Returning to South Africa after 12 years abroad, he was assistant editor on the Pretoria News for a decade before becoming editor of the Star and SA Times for five years.

Since 1999 he’s been an independent journalist writing and broadcasting – mainly about Africa – for Talk Radio 702 and 567 Cape
Talk, Radio France International, PressTV, Radio Live New Zealand, Business Day, Mail & Guardian, the BBC, Agence France Press,
Business in Africa, Leadership, India Today, the South African Institute for International Affairs and the Institute for Security Studies.

He has hosted current affairs talk shows on Talk Radio 702 and 567 Cape Talk. He appears as an African affairs pundit on SABC Africa and CNBC Africa.
He lectured in contemporary studies to journalism students at the Tshwane University of Technology and the University of Pretoria.

He speaks on African affairs to corporate and other audiences.
He has been officially invited as a journalist to more than 30 countries. He was the winner of the 2007 SADC award for radio journalism.

He’s been a member of the EISA team observing elections in Somaliland, Democratic Republic of Congo, Madagascar, Zimbabwe, Egypt and Tunsiai.

In October 2009 he headed a group of 39 African journalists to the 60th anniversary celebrations of the Peoples’ Republic of China.

In January 2010 he joined a rescue and paramedical team to earthquake struck Haiti.

He is immediate past president of the Alliance Francaise of Pretoria.

Jean-Jacques is a director of Giant Media.
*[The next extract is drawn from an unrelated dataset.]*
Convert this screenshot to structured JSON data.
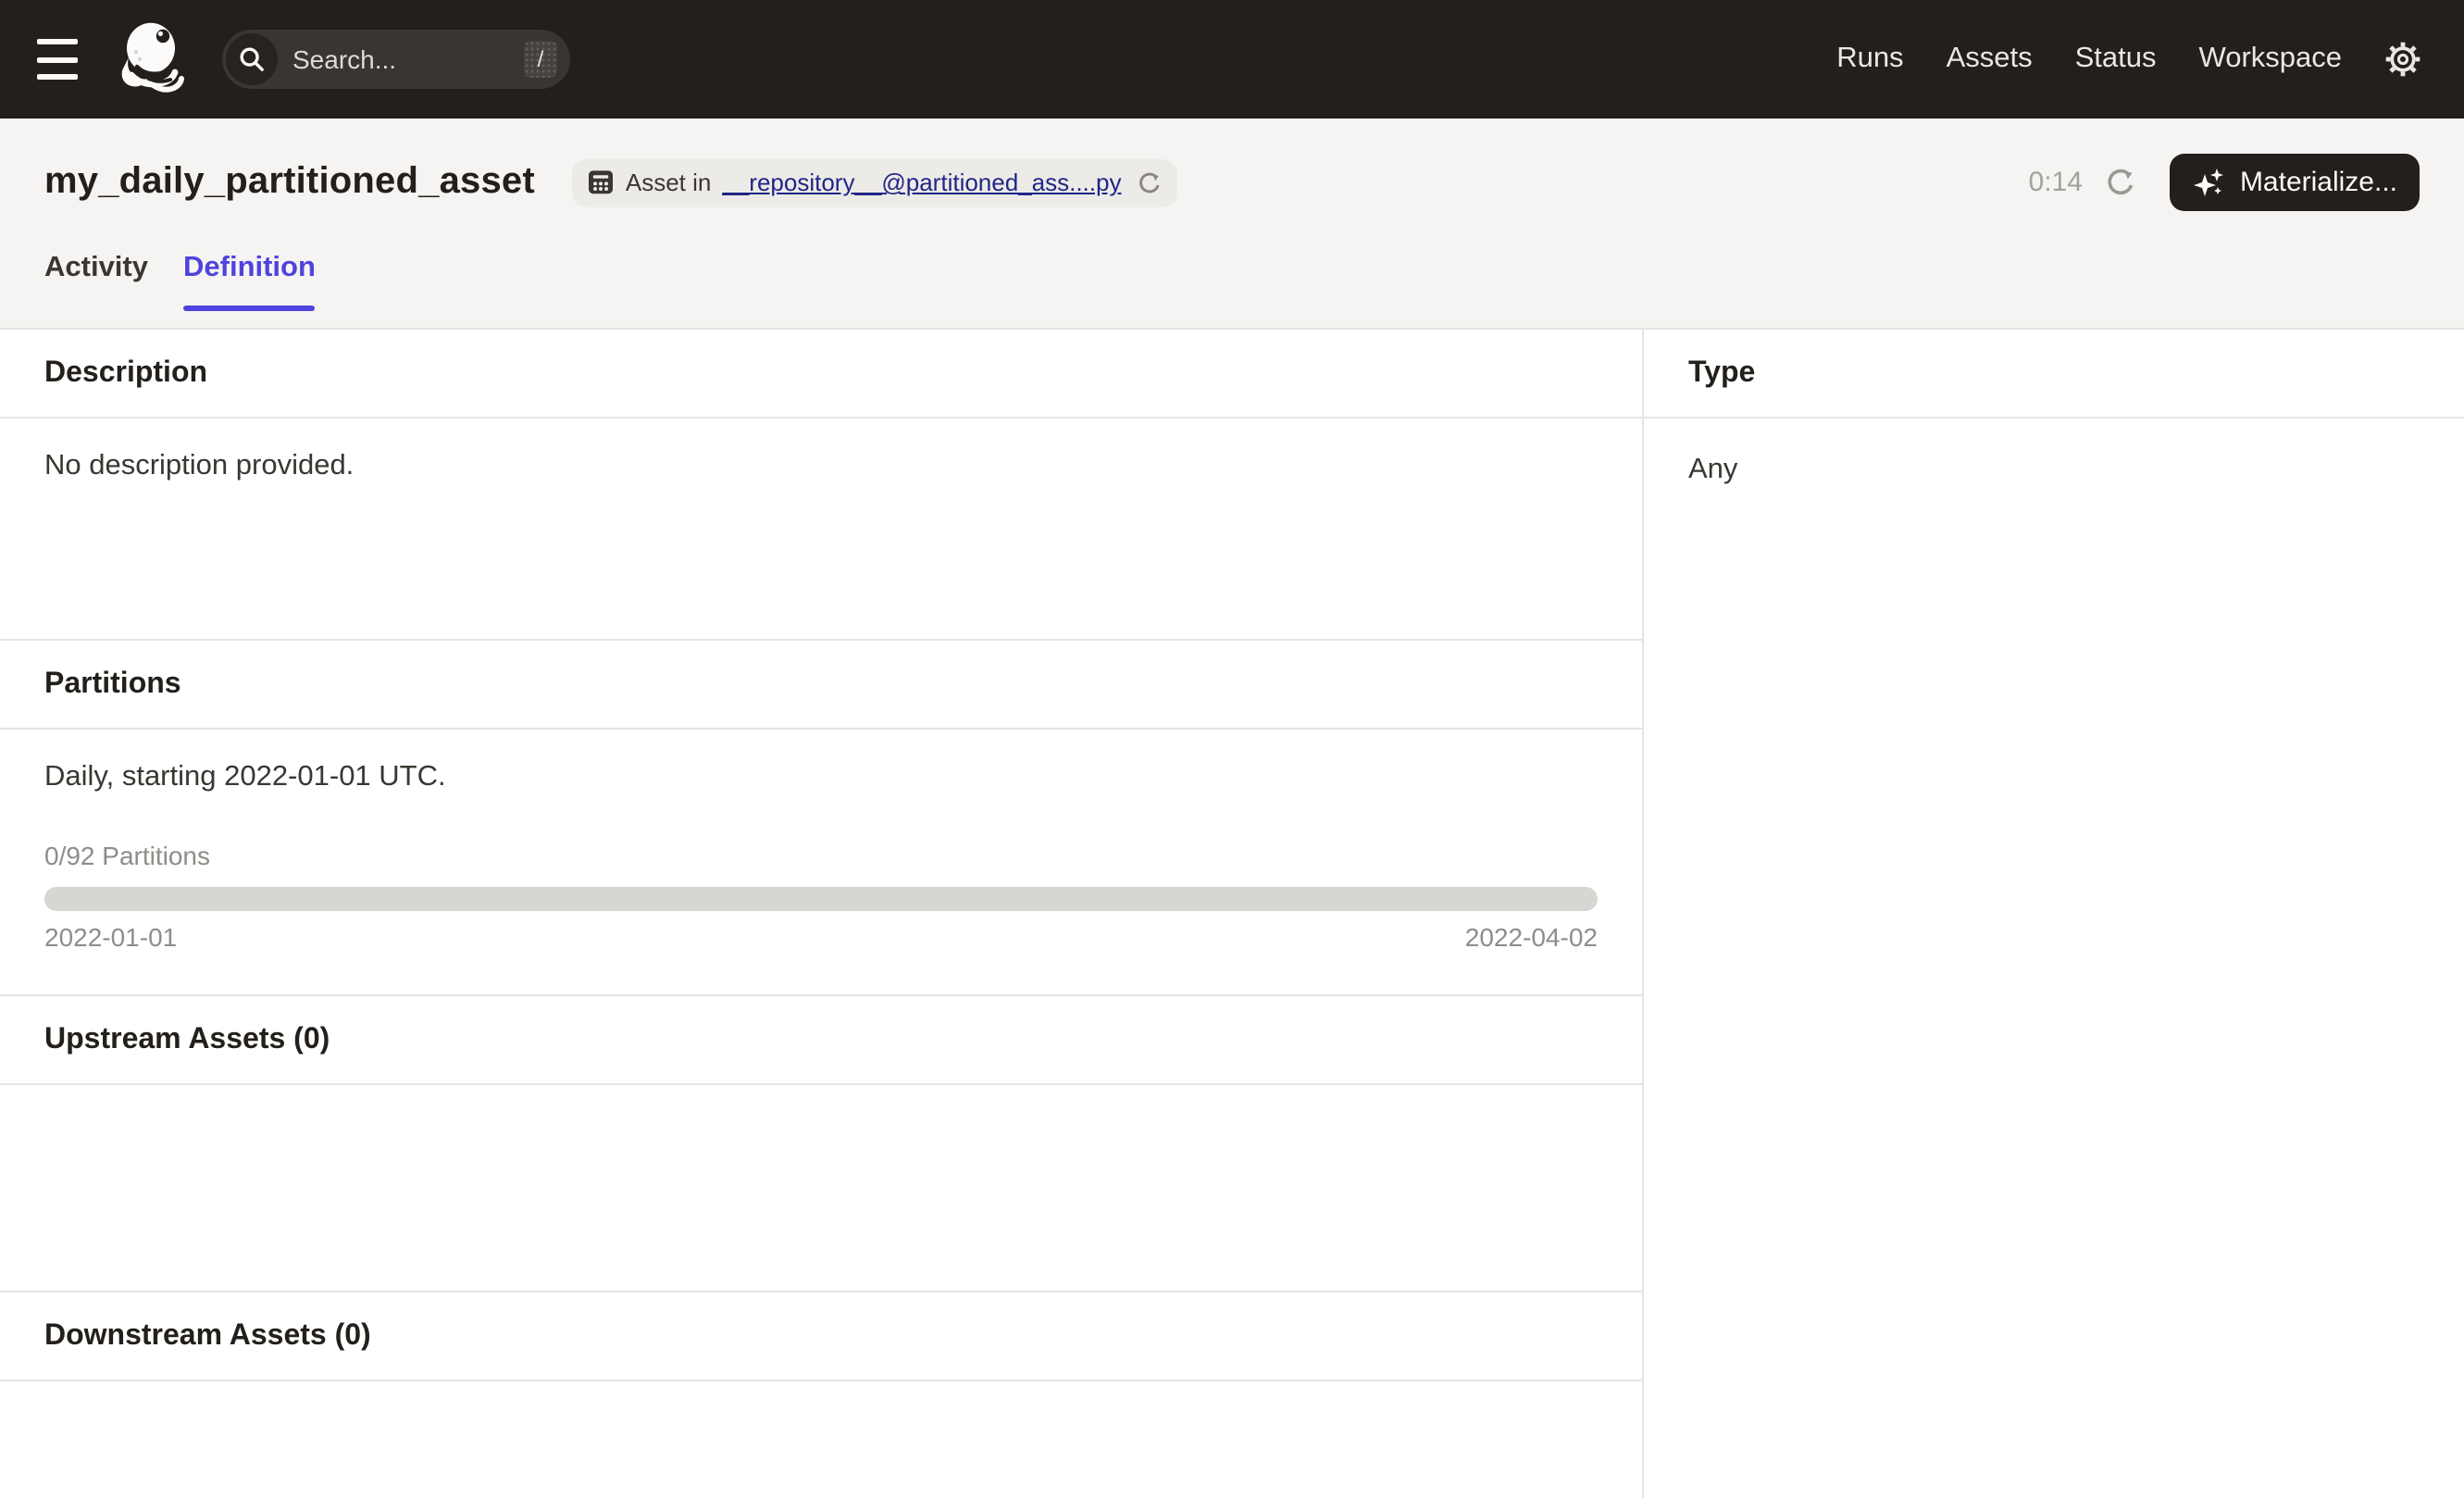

The company was given access to Nelson Mandela in his retirement years until 2009.
He is co-producer of the hour-long documentary Mandela at 90 that was broadcast on BBC in January 2009.